Except for last week!

I admit, when I was told about this show, I was suspicious, especially since it was a pretty expensive ticket. The whole "Yeah, this looks fun on paper, but am I going to get there and yawn through the whole thing? 'Cause I don't want to be spending my bucks on that for the sake of doing something 'arty' just because it's rare."

But E-Beth talked me into it, and let me tell you, people - I didn't yawn. It was by turns fascinating and exciting and moving and funny. Really really fun. Plus, you know, so far it happens one time in every two generations.

As I see it, this is one of the reasons we live in New York.

Wednesday, December 05, 2007

The Return of Magic 8Pod

What do you foresee for the GRE for Sherin?

Happy Days - McCoy Tyner Trio. Well, gee Sherin, you can't
ask for much better than that. :-)

How about the Yo La Tengo show on Saturday?
Jack-a-Roe - Bob Dylan. Hmmm... this one's trickier. An old English folk balad, it sounds dark and moody, but it ends with triumph over great adversity. Good portent for a benefit concert, I'd say. And - the verse tacked onto the end of the story is amusinglyhopeful.
This couple they got married, so well they did agree
This couple they got married, so why not you and me
Oh, so why not you and me ?

Tuesday, December 04, 2007


Seems likely that we'll be having some more discussions of politics here from time to time as the '008 U.S. Presidential Election gets nearer.

For the moment, have a look at this viddy dramatizing the 'fairness' of the medium-early Democratic debates. It's more effective if you watch the whole thing (takes about 2 & 1/2 minutes)

Brings to mind George Orwell, no? "All animals are created equal. But some animals are more equal than others."

Yeah, there's more to come on the issue of the 'liberal media' too...

Sunday, December 02, 2007

Let it Snow!

Woke up after a blissful sleep in (those are pretty rare these days) to find a snowy Sunday out my window.
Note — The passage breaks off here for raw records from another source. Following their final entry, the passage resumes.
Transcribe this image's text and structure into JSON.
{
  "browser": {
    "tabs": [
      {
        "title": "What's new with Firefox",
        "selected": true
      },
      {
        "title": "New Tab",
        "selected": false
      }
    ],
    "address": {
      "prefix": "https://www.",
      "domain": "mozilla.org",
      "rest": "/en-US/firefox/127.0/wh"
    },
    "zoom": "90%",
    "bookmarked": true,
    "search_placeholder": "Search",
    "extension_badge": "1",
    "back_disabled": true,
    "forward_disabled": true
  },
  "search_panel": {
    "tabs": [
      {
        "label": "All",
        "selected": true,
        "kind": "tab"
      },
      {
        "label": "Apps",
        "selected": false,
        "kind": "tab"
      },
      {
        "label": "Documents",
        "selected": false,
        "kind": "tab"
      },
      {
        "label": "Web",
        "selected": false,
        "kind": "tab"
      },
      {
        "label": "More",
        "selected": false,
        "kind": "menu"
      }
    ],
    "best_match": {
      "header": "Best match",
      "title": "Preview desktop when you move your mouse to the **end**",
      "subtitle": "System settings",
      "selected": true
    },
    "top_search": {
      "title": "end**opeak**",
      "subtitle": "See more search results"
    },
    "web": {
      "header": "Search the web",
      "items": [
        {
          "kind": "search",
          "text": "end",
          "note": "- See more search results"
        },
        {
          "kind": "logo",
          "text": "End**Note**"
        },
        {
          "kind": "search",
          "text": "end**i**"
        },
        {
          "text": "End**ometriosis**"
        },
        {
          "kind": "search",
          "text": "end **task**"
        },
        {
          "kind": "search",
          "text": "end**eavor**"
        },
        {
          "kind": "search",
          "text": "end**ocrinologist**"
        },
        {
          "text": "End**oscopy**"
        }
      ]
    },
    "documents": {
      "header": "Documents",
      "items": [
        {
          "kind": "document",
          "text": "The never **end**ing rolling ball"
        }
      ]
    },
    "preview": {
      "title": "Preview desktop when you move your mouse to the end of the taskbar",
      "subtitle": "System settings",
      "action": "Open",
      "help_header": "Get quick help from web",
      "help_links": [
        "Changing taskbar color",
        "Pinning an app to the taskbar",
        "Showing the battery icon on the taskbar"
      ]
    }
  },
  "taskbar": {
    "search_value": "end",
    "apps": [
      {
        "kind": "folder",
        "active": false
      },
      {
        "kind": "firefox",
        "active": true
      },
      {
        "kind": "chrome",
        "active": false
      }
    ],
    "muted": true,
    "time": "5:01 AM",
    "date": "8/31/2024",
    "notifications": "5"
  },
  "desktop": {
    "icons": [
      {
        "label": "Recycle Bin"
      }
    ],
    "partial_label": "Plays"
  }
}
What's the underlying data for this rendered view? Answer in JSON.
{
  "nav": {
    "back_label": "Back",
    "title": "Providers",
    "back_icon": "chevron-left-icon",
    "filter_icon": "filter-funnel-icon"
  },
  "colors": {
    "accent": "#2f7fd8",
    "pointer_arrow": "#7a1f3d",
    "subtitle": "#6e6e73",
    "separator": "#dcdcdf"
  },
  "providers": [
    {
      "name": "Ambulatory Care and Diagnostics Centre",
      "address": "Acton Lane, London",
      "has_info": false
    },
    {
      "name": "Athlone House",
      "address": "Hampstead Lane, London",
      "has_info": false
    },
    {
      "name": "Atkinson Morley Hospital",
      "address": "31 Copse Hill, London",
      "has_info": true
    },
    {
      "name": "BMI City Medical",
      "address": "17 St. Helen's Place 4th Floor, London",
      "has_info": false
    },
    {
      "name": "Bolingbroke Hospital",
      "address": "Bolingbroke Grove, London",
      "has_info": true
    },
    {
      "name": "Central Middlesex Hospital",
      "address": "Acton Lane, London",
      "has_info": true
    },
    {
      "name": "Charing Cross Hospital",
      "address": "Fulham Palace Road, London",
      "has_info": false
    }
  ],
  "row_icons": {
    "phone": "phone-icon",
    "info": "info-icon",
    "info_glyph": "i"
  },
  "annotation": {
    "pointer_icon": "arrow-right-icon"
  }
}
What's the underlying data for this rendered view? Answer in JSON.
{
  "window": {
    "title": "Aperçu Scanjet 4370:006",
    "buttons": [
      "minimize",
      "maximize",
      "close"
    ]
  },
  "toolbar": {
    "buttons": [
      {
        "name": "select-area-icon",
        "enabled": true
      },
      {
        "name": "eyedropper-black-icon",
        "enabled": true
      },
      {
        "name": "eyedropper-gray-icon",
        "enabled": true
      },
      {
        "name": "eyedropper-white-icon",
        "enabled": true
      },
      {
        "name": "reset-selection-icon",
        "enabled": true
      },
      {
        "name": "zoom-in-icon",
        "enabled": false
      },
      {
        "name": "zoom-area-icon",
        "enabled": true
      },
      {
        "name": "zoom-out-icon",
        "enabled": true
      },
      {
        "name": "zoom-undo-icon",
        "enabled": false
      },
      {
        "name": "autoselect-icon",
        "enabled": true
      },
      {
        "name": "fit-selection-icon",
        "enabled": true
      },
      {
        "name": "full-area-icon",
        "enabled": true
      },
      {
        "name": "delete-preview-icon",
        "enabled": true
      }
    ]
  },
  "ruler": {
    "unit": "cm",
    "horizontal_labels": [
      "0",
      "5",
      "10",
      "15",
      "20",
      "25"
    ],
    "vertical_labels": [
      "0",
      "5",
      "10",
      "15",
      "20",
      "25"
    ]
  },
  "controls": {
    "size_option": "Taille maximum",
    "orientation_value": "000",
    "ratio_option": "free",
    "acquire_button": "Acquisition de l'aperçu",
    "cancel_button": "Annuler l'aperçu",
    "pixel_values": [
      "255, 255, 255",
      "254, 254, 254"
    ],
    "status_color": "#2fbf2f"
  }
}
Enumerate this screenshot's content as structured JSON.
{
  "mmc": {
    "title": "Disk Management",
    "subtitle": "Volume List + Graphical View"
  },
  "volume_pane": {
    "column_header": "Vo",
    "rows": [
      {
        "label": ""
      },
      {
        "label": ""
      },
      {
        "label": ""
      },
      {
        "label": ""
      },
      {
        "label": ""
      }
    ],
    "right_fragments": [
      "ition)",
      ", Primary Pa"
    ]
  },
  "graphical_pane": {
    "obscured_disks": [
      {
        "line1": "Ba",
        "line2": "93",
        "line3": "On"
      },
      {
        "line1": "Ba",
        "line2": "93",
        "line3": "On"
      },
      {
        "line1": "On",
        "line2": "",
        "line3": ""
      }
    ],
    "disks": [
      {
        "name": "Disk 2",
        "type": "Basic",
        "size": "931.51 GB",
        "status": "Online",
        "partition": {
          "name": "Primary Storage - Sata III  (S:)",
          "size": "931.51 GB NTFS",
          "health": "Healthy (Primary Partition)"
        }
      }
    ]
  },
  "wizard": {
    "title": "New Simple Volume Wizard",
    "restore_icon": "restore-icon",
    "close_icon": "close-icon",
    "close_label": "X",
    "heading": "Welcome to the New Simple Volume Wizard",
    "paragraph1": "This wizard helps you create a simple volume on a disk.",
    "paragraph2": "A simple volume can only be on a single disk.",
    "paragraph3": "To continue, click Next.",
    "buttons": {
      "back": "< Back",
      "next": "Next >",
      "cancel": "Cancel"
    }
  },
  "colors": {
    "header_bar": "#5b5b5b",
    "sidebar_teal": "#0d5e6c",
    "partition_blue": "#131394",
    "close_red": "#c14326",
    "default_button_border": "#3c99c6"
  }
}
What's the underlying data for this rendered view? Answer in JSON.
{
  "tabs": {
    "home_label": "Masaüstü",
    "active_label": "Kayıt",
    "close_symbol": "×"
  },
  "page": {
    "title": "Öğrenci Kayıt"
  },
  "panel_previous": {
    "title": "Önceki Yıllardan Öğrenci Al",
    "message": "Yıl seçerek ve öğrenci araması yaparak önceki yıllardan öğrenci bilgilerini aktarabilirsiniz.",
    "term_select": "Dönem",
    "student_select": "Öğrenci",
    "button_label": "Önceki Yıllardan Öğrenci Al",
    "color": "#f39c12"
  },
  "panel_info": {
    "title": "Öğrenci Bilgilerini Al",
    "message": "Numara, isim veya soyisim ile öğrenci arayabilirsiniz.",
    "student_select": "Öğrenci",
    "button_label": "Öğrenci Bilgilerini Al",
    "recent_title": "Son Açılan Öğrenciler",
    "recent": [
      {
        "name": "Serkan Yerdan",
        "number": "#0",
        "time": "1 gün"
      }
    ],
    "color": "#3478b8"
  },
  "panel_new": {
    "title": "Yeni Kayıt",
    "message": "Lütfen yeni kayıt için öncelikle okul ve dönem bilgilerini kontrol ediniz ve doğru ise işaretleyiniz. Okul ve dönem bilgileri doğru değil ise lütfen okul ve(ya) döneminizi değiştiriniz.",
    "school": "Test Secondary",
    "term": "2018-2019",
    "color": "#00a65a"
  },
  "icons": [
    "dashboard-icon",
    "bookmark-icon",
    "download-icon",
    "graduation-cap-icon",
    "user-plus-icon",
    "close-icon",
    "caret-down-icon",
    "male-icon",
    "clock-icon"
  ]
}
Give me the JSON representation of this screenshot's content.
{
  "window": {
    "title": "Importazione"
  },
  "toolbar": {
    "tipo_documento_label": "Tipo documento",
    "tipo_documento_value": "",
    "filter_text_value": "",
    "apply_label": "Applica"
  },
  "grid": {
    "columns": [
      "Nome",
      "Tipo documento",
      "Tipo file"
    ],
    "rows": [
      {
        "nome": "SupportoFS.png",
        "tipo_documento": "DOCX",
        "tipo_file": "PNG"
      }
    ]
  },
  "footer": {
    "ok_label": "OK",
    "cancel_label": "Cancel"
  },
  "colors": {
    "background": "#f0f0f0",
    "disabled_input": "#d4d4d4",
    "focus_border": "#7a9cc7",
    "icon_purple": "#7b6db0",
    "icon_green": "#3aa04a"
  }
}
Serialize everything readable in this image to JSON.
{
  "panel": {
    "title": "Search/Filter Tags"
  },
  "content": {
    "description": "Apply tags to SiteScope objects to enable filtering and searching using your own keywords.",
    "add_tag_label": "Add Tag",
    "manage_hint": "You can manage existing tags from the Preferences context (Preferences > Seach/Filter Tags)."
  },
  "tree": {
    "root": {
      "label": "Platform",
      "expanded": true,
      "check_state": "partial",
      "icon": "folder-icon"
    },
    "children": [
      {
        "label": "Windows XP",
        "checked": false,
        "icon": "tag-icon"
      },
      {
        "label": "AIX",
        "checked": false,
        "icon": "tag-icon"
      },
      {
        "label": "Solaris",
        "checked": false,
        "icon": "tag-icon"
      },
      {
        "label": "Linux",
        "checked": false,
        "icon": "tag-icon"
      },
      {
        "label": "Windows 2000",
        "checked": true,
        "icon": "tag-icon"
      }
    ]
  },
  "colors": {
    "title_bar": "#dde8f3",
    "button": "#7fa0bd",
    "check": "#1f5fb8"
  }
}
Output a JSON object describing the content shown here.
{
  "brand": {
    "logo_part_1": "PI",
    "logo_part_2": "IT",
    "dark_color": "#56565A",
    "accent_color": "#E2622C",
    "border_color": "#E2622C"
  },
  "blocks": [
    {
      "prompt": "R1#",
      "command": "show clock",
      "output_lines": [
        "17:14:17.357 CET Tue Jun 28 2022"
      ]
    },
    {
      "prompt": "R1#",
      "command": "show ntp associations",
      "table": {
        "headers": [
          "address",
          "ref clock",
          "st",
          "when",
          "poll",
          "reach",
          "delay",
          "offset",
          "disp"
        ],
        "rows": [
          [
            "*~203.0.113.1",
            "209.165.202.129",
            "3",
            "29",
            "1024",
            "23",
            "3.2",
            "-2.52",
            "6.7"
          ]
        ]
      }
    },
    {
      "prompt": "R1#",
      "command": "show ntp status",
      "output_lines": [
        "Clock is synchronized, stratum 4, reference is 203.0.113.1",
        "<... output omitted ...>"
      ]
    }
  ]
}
It's been an up-and-down weekend: Friday was dinner with a Pete, of whom I've seen precious little for too long, followed by drinks with him and Rashmi, followed by the Jazz and Jewels gig benefitting Planned Parenthood with bunches of people - way to go Sherin, Jacqueline, Beth and Michelle!! - followed by more drinks at one of my new favorite bars in the Village. It was one of those evenings that devolved from French Wine to Irish Whiskey to Belgian Beer to a long walk home, thankfully impervious to the cold. So, yeah, yesterday I was moving predictably slowly, but did manage to motivate for dinner with some theater friends I also hadn't seen for a long while, and then pulled off that unlikeliest of feats: the last minute movie date with friends. On a Saturday? In New York?? Unheard of! But there it was - Susan and Daniel live around the corner from where I was, and they didn't have firm plans, so we went to see Michael Clayton. Really good film, guys - catch it before it leaves the theaters if you can. Then went home and watched the second half of Dig! which is the movie about the parallel stories of the bands The Brian Jonestown Massacre and The Dandy Warhols. If you have any interest in them, or in recent indie rock at all, you'll want to check that out too. Those crazy rock-n-rollers! Got to bed late-ish, but not unreasonably so, and woke up to the Winter Wonderland.

So this morning I went downtown in the season's first proper snowfall to get bagels and other foodstuffs, and have been just hanging around my place with the Sunday New York Times, having coffee and noshing, listening to excellent holiday music and chatting with people on the phone. No laundry will be getting done by me this weekend (unless I blow off that dinner in the East Village, but who wants to be rude?) but it's been nice just having some semi-snowbound solitude. Plus it was a reminder that I should get the actual, physical Sunday Times more often; been too slack on that for too long. Otherwise, I would have missed the article about the Hello Kitty Vibrator. I'm sorry, I mean "shoulder massager." Yeah, it's there in the online version, but no way would I have seen it. And that would have just been a shame. Oh, my!